Next, we were treated to several musicians of varying repute, performing songs in different configurations. The standout was Angela McCluskey, a solid Scot who sang like Billie Holiday and claimed her songs were inspired by films. McCluskey got points from me for covering Randy Newman’s gorgeous and occasion-appropriate “I Think It’s Going to Rain Today,” though her pianist elided the best chord changes (at least from the Dusty Springfield version I know).

Bush Tetras and Felice Rosser.

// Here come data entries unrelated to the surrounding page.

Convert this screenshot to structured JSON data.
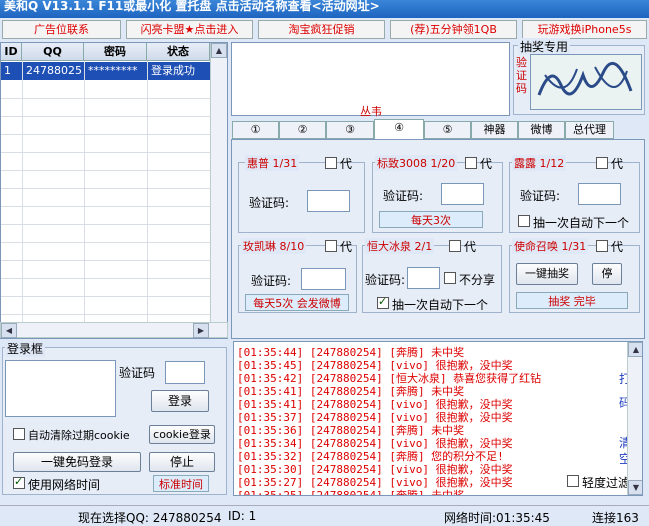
{
  "title": "美和Q V13.1.1 F11或最小化 置托盘 点击活动名称查看<活动网址>",
  "ads": [
    "广告位联系",
    "闪亮卡盟★点击进入",
    "淘宝疯狂促销",
    "(荐)五分钟领1QB",
    "玩游戏换iPhone5s"
  ],
  "table": {
    "headers": [
      "ID",
      "QQ",
      "密码",
      "状态"
    ],
    "row": {
      "id": "1",
      "qq": "24788025",
      "pwd": "*********",
      "status": "登录成功"
    }
  },
  "captcha_box": {
    "title": "抽奖专用",
    "side_label": "验证码",
    "preview_text": "丛韦"
  },
  "tabs": [
    "①",
    "②",
    "③",
    "④",
    "⑤",
    "神器",
    "微博",
    "总代理"
  ],
  "lottery": [
    {
      "name": "惠普 1/31",
      "daibox": "代",
      "code_label": "验证码:"
    },
    {
      "name": "标致3008 1/20",
      "daibox": "代",
      "code_label": "验证码:",
      "note": "每天3次"
    },
    {
      "name": "露露 1/12",
      "daibox": "代",
      "code_label": "验证码:",
      "extra": "抽一次自动下一个"
    },
    {
      "name": "玫凯琳 8/10",
      "daibox": "代",
      "code_label": "验证码:",
      "note": "每天5次 会发微博"
    },
    {
      "name": "恒大冰泉 2/1",
      "daibox": "代",
      "code_label": "验证码:",
      "noshare": "不分享",
      "extra": "抽一次自动下一个"
    },
    {
      "name": "使命召唤 1/31",
      "daibox": "代",
      "btn1": "一键抽奖",
      "btn2": "停",
      "note": "抽奖 完毕"
    }
  ],
  "login": {
    "title": "登录框",
    "code_label": "验证码",
    "login_btn": "登录",
    "auto_clear": "自动清除过期cookie",
    "cookie_login": "cookie登录",
    "one_key": "一键免码登录",
    "stop": "停止",
    "use_net_time": "使用网络时间",
    "std_time": "标准时间"
  },
  "log": [
    "[01:35:44] [247880254] [奔腾] 未中奖",
    "[01:35:45] [247880254] [vivo] 很抱歉，没中奖",
    "[01:35:42] [247880254] [恒大冰泉] 恭喜您获得了红钻",
    "[01:35:41] [247880254] [奔腾] 未中奖",
    "[01:35:41] [247880254] [vivo] 很抱歉，没中奖",
    "[01:35:37] [247880254] [vivo] 很抱歉，没中奖",
    "[01:35:36] [247880254] [奔腾] 未中奖",
    "[01:35:34] [247880254] [vivo] 很抱歉，没中奖",
    "[01:35:32] [247880254] [奔腾] 您的积分不足!",
    "[01:35:30] [247880254] [vivo] 很抱歉，没中奖",
    "[01:35:27] [247880254] [vivo] 很抱歉，没中奖",
    "[01:35:25] [247880254] [奔腾] 未中奖"
  ],
  "log_side": {
    "print": "打",
    "code": "码",
    "clear1": "清",
    "clear2": "空",
    "light_filter": "轻度过滤"
  },
  "status": {
    "current": "现在选择QQ: 247880254",
    "id": "ID: 1",
    "nettime": "网络时间:01:35:45",
    "right": "连接163"
  }
}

During a break, the attendees were gently scolded for not buying enough raffle tickets (prizes included, along with a trip to the set of Boardwalk Empire and tickets to The Colbert Report, “film memorabilia donated by Phoebe Cates & Kevin Kline”). I spotted filmmaker Michael Almereyda, Criterion Collection chief Peter Becker (who went to my grade school), and then, on the terrace, Stanley Tucci accompanied by a taller women in a red dress (like most male actors, Tucci is smaller than one would assume). Back inside, the awards were presented. Cinetech founder Sean Coughlin delivered a humble, appreciative speech. He had the air of a dedicated scientist who would do what he does for no material reward. Coughlin and his team at Cinetech won an Academy Award for Science and Engineering in 2001 for developing a color restoration process to be used on fading color negatives (something akin to what was done to the Sistine Chapel ceiling, but with far less controversy).

Next up was Richard Peña, who, if you’re a New York cineast, seems almost omnipresent. Despite the weight he throws around in the top echelon of the city’s film programming world, Peña seemed genuinely moved by the award. He told a story about going to a Von Stroheim film as a young man and seeing Henri Langlois, the famed founder-curator of the Cinémathèque Française, in the audience, an early inspiration for the role Peña has played for so many years. He said that while some think of AFA as a cathedral, he thought of it as a university and has used it as such for decades. He thanked Mekas and the AFA for his wonderfully varied “education” in the art form.

Filmmaker-producer Sara Driver was up next, introducing the Women’s Film Preservation Fund. She said that when she produced Jim Jarmusch’s Stranger than Paradise in 1984, there were about five working female filmmakers; now there are twelve. This got some rueful laughs. Part of the larger organization New York Women in Film and Television, the Women’s Film Preservation Fund awards cash grants to female filmmakers and offers post-production and restoration resources for films in which women have played a major creative role. Driver showed an intriguing quick-cut montage of many such films from all eras, whetting one’s appetite to access the collection.

Finally, the mostly female post-punk New York band Bush Tetras took the stage and launched into a short set of angular, funky grinds (think early Gang of Four, Wire, and locals Liquid Liquid). The noisenik guitarist looked like she could be someone’s hip granny, but she had her Andy Gill–style guitar skree down and would make an inspirational instructor at a rock camp for girls. The Tetras’ volume and aggression cleared the room of many if not all of the middle-agers, though I saw a few sixty-somethings reliving some private CBGB’s moment, idiot-dancing in ways that don’t even look good when young, impeccably styled people do it. Cornered by a small drunk man in his fifties wearing stilettos, fishnets, a diaphanous babydoll, and makeup (but no wig), I figured it was time to leave. Even at the Standard, I have standards.